Now your RStudio session is open and we can adjust some most essential settings. First, you need to set your working directory to the location on your hard drive where your data files are. If you know the specific location you can just type the setwd() command with a full and exact path to the location
of your data as follows:
Of course your actual path will differ from mine, shown in the preceding code, however please mind that if you copy the path from the Windows Explorer address bar you will need to change the backslashes \ to forward
slashes / (or to double backslashes \\). Also, the path needs to be kept within
the quotation marks "...". Alternatively you can set your working directory
by navigating to Session | Set Working Directory | Choose Directory... to manually select the folder in which you store the data for this session.
Apart from the ones we have already described, there are other ways to set your working directory correctly. In fact most of the operations, and even more complex data analysis and processing activities, can be achieved in R in numerous ways. For obvious reasons, we won't be presenting all of them, but we will just focus on the frequently used methods and some tips and hints applicable to special or difficult scenarios.
invoking the following line: > getwd()
From what you can see, the getwd() function returned the correct destination
for my previously defined working directory.
Setting the URLs to R repositories
It is always good practice to check whether your R repositories are set correctly.

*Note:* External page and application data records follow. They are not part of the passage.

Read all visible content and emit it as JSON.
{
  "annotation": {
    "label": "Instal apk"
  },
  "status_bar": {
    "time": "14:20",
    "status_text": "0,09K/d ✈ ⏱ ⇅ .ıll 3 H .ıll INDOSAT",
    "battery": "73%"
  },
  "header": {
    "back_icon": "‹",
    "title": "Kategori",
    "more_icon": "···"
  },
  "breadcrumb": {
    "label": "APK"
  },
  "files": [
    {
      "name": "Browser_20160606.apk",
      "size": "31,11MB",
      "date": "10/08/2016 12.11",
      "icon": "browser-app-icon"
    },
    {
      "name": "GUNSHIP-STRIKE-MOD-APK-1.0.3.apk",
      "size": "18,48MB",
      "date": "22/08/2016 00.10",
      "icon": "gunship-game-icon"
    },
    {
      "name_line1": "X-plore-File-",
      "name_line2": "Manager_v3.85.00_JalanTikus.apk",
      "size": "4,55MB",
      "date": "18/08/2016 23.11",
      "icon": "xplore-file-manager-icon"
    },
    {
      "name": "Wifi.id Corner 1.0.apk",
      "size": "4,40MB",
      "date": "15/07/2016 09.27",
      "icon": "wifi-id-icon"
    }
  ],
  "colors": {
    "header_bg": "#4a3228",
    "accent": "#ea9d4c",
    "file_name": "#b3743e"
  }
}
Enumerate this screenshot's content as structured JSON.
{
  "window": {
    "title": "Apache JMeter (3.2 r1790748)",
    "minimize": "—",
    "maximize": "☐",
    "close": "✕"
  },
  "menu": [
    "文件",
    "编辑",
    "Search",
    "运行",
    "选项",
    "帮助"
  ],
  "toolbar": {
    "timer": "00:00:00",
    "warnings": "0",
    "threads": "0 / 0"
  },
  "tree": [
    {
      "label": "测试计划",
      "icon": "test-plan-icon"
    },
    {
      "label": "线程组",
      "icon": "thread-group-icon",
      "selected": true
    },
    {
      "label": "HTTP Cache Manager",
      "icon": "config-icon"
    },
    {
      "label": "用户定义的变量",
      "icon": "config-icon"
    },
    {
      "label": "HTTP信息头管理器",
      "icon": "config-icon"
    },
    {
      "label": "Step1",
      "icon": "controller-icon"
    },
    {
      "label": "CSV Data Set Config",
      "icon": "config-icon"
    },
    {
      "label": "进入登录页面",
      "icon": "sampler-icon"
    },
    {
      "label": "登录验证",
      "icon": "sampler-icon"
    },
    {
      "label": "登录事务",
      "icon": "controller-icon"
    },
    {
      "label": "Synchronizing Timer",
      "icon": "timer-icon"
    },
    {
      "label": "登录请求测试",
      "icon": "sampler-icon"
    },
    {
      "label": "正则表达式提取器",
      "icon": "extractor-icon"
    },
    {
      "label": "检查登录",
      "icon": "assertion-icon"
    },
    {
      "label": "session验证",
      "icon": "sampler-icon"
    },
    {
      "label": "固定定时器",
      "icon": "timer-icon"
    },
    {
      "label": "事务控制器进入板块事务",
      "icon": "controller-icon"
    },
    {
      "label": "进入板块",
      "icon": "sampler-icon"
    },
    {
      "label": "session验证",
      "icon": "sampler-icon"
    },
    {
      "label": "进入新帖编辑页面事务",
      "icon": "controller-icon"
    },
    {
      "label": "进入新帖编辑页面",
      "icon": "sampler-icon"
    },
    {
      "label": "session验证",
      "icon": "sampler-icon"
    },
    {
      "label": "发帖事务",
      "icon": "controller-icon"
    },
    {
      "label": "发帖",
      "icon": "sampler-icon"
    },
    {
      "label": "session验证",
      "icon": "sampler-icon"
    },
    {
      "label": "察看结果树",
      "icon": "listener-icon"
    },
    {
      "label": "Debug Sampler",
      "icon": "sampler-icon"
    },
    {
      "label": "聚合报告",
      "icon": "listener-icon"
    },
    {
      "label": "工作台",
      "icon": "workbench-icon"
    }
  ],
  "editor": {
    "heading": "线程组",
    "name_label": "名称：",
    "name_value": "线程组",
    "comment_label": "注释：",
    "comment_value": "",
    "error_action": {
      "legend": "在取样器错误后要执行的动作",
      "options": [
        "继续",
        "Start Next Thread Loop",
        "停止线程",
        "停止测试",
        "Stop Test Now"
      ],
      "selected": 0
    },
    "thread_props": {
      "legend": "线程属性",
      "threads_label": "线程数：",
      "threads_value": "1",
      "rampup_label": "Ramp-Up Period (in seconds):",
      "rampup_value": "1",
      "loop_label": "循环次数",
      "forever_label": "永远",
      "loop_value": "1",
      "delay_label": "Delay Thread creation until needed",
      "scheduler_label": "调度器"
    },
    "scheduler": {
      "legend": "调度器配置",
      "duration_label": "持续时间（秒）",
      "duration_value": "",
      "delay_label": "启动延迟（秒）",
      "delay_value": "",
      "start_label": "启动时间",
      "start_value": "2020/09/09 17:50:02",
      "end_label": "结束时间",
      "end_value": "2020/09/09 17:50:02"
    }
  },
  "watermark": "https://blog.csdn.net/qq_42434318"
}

R repositories are servers located at various institutes and
organizations around the world, which store recent updates and new versions of third-party R packages. It is recommended that you set the URL of your default repository to the CRAN server and choose a mirror that is located relatively close to you. To set the repositories you may use the following code:
> setRepositories(addURLs = c(CRAN = "https://cran.r-project.org/"))
You can check your current, or default, repository URLs by invoking the following function:
The output will confirm your URL selection: CRAN
You will be able to choose specific mirrors when you install a new package for the first time during the session, or you may navigate to Tools | Global Options... | Packages. In the Package management section of the window you can alter the default CRAN mirror location; click on the Change...
R data structures
The concept of data structures in various programming languages is
extremely important and cannot be overlooked. Similarly in R, available data structures allow you to hold any type of data and use them for further
processing and analysis. The kind of data structure you use puts certain constraints on how you can access and process data stored in this structure, and what manipulation techniques you can use. This section will briefly guide you through a number of basic data structures available in the R language.
Whenever I teach statistical computing courses, I always start by introducing R learners to vectors as the first data structure they should get familiar with. Vectors are one-dimensional structures that can hold any type of data that is numeric, character, or logical. In simple terms, a vector is a sequence of some sort of values (for example numeric, character, logical, and many more) of specified length. The most important thing that you need to remember is that an atomic vector may contain only one type of data.
Let's then create a vector with 10 random deviates from a standard normal distribution, and store all its elements in an object we will call vector1. In
your RStudio console (or its editor) type the following: > vector1 <- rnorm(10)
Let's now see the contents of our newly created vector1:
 -0.37758383 -2.30857701 2.97803059 -0.03848892 1.38250714  0.13337065 -0.51647388 -0.81756661 0.75457226 -0.01954176
As we drew random values, your vector most likely contains different
elements from the ones shown in the preceding example. Let's make sure that my new vector (vector2) is the same as yours. In order to do this we need to